"My mom's cancer relapsed in 2008, and she ended up passing away about five years after that," Kuk says. "After my mom died, I started having this sense of urgency. Cancer research is such that you work for twenty years, and at the end of it you might have a fancy medication that could help people, but I wanted to help people now." With their mother still at the forefront of their mind, Kuk decided to quit their PhD program and enter medical school.

Now, Kuk plans to pursue a career in emergency medicine – not only because they are drawn to the excitement of the emergency room, but because the ER is a place where the most marginalized people tend to seek care.

"I have a special interest in the LGBTQ+ population, as I identify as queer and nonbinary," says Kuk. "A lot of people in this community and other marginalized communities access care through the ER and also tend to avoid medical care since there is a history of mistreatment and judgement from healthcare workers. How you carry yourself as a doctor, your compassion, that can make a huge difference in someone's care."

In addition to making a difference in the lives of LGBTQ+ patients, Kuk wants to make a difference in the lives of patients with cancer as well, like their mother had.

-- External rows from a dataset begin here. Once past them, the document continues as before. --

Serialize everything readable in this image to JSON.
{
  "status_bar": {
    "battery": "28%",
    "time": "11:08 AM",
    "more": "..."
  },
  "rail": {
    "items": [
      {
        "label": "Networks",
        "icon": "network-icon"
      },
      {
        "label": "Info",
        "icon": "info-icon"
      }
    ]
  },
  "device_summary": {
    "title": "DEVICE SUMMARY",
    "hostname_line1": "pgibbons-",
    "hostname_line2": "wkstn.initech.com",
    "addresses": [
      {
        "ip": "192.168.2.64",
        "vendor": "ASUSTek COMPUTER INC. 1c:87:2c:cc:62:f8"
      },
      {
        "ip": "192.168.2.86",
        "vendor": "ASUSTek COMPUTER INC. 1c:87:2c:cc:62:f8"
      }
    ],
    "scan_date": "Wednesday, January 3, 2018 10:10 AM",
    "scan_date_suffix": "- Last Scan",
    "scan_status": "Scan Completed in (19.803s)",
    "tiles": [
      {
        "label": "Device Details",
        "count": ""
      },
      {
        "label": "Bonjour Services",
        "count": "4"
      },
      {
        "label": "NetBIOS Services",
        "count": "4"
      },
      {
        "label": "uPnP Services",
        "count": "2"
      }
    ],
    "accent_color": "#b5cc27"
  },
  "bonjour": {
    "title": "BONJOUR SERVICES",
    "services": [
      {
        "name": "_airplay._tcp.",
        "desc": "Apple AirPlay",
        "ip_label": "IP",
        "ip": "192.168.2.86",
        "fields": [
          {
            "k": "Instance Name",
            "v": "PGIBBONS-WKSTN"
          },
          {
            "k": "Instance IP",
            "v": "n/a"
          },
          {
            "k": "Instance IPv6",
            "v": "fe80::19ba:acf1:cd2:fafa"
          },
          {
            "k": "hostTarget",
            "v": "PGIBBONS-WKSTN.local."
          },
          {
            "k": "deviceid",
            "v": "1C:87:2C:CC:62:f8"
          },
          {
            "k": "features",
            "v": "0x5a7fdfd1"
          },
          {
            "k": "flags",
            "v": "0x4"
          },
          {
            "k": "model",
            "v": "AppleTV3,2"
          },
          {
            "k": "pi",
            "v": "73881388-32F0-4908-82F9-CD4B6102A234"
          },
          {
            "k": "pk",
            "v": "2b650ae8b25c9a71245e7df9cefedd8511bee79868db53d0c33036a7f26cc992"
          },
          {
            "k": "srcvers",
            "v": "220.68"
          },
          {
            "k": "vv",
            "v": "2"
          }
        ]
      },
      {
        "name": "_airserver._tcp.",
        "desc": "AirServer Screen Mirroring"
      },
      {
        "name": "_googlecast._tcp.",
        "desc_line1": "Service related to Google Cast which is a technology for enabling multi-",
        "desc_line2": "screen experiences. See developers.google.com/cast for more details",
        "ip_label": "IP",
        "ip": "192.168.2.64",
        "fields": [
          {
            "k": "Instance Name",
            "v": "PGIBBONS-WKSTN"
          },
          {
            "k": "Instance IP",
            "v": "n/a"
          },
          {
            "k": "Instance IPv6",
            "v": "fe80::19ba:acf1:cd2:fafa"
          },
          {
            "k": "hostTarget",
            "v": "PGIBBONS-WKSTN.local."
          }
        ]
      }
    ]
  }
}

"We've diagnosed patients in the Emergency Department with cancer before," Kuk says. "I can't make cancer good news but how you deliver bad news and the compassion you show could make a world of difference to that patient and their family."

During their training, Kuk advocates for patients by delivering compassionate and inclusive care, whether they happen to have cancer or not. In addition to emphasizing their patient's pronouns and chosen names, they ask for inclusive social and sexual histories as well as using gender neutral language. In doing this, they hope to make medicine as a whole more accessible for people who have been historically pushed aside.

"I'm just one person, and I can't force everyone to respect you, if you're marginalized," Kuk says. "But I do want to push for a culture where people appreciate others who are different from them."